Data about app and page elements
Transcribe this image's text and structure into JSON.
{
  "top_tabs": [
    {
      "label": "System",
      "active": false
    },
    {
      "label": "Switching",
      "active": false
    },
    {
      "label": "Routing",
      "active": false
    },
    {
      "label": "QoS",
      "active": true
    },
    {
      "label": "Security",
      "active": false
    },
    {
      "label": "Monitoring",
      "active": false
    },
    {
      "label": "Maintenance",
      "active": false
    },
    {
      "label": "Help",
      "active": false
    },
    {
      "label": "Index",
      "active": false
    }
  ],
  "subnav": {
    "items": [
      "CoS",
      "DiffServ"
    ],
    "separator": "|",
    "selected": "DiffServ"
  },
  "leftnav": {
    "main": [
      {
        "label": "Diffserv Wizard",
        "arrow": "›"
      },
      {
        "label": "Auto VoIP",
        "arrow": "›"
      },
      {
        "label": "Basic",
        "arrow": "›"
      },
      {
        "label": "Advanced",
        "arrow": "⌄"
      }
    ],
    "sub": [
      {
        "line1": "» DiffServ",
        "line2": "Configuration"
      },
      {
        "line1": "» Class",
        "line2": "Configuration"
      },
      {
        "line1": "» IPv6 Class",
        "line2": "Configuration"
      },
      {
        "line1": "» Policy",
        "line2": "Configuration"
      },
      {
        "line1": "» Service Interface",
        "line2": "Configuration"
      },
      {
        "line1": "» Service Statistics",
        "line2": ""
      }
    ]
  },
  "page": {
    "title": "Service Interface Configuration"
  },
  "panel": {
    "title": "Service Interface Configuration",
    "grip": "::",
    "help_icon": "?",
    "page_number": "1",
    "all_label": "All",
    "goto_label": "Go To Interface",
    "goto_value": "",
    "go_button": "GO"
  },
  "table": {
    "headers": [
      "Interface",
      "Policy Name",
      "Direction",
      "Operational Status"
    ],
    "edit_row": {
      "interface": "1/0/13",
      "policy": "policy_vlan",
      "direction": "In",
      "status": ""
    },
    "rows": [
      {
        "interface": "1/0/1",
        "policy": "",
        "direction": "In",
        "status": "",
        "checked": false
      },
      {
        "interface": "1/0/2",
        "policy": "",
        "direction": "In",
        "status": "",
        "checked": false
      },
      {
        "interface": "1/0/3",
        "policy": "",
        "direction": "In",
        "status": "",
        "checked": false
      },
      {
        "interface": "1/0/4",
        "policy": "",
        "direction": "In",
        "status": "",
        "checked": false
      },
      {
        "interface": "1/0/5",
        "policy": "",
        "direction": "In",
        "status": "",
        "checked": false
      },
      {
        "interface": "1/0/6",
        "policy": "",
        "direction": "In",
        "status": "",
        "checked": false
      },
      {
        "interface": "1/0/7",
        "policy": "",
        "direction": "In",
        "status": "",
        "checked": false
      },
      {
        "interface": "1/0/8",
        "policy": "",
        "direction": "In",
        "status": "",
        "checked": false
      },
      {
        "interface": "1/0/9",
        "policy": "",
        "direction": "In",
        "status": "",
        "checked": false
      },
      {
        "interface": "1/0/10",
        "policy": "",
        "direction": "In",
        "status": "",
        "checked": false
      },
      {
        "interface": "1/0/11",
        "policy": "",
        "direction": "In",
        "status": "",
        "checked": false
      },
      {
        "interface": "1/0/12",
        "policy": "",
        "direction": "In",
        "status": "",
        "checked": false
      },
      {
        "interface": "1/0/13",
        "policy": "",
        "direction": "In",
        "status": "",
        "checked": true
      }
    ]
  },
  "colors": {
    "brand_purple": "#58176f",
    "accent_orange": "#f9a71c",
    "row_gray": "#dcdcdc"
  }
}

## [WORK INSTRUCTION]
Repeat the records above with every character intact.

## [OUTPUT FOR THIS EXERCISE]
Transcribe this image's text and structure into JSON.
{
  "top_tabs": [
    {
      "label": "System",
      "active": false
    },
    {
      "label": "Switching",
      "active": false
    },
    {
      "label": "Routing",
      "active": false
    },
    {
      "label": "QoS",
      "active": true
    },
    {
      "label": "Security",
      "active": false
    },
    {
      "label": "Monitoring",
      "active": false
    },
    {
      "label": "Maintenance",
      "active": false
    },
    {
      "label": "Help",
      "active": false
    },
    {
      "label": "Index",
      "active": false
    }
  ],
  "subnav": {
    "items": [
      "CoS",
      "DiffServ"
    ],
    "separator": "|",
    "selected": "DiffServ"
  },
  "leftnav": {
    "main": [
      {
        "label": "Diffserv Wizard",
        "arrow": "›"
      },
      {
        "label": "Auto VoIP",
        "arrow": "›"
      },
      {
        "label": "Basic",
        "arrow": "›"
      },
      {
        "label": "Advanced",
        "arrow": "⌄"
      }
    ],
    "sub": [
      {
        "line1": "» DiffServ",
        "line2": "Configuration"
      },
      {
        "line1": "» Class",
        "line2": "Configuration"
      },
      {
        "line1": "» IPv6 Class",
        "line2": "Configuration"
      },
      {
        "line1": "» Policy",
        "line2": "Configuration"
      },
      {
        "line1": "» Service Interface",
        "line2": "Configuration"
      },
      {
        "line1": "» Service Statistics",
        "line2": ""
      }
    ]
  },
  "page": {
    "title": "Service Interface Configuration"
  },
  "panel": {
    "title": "Service Interface Configuration",
    "grip": "::",
    "help_icon": "?",
    "page_number": "1",
    "all_label": "All",
    "goto_label": "Go To Interface",
    "goto_value": "",
    "go_button": "GO"
  },
  "table": {
    "headers": [
      "Interface",
      "Policy Name",
      "Direction",
      "Operational Status"
    ],
    "edit_row": {
      "interface": "1/0/13",
      "policy": "policy_vlan",
      "direction": "In",
      "status": ""
    },
    "rows": [
      {
        "interface": "1/0/1",
        "policy": "",
        "direction": "In",
        "status": "",
        "checked": false
      },
      {
        "interface": "1/0/2",
        "policy": "",
        "direction": "In",
        "status": "",
        "checked": false
      },
      {
        "interface": "1/0/3",
        "policy": "",
        "direction": "In",
        "status": "",
        "checked": false
      },
      {
        "interface": "1/0/4",
        "policy": "",
        "direction": "In",
        "status": "",
        "checked": false
      },
      {
        "interface": "1/0/5",
        "policy": "",
        "direction": "In",
        "status": "",
        "checked": false
      },
      {
        "interface": "1/0/6",
        "policy": "",
        "direction": "In",
        "status": "",
        "checked": false
      },
      {
        "interface": "1/0/7",
        "policy": "",
        "direction": "In",
        "status": "",
        "checked": false
      },
      {
        "interface": "1/0/8",
        "policy": "",
        "direction": "In",
        "status": "",
        "checked": false
      },
      {
        "interface": "1/0/9",
        "policy": "",
        "direction": "In",
        "status": "",
        "checked": false
      },
      {
        "interface": "1/0/10",
        "policy": "",
        "direction": "In",
        "status": "",
        "checked": false
      },
      {
        "interface": "1/0/11",
        "policy": "",
        "direction": "In",
        "status": "",
        "checked": false
      },
      {
        "interface": "1/0/12",
        "policy": "",
        "direction": "In",
        "status": "",
        "checked": false
      },
      {
        "interface": "1/0/13",
        "policy": "",
        "direction": "In",
        "status": "",
        "checked": true
      }
    ]
  },
  "colors": {
    "brand_purple": "#58176f",
    "accent_orange": "#f9a71c",
    "row_gray": "#dcdcdc"
  }
}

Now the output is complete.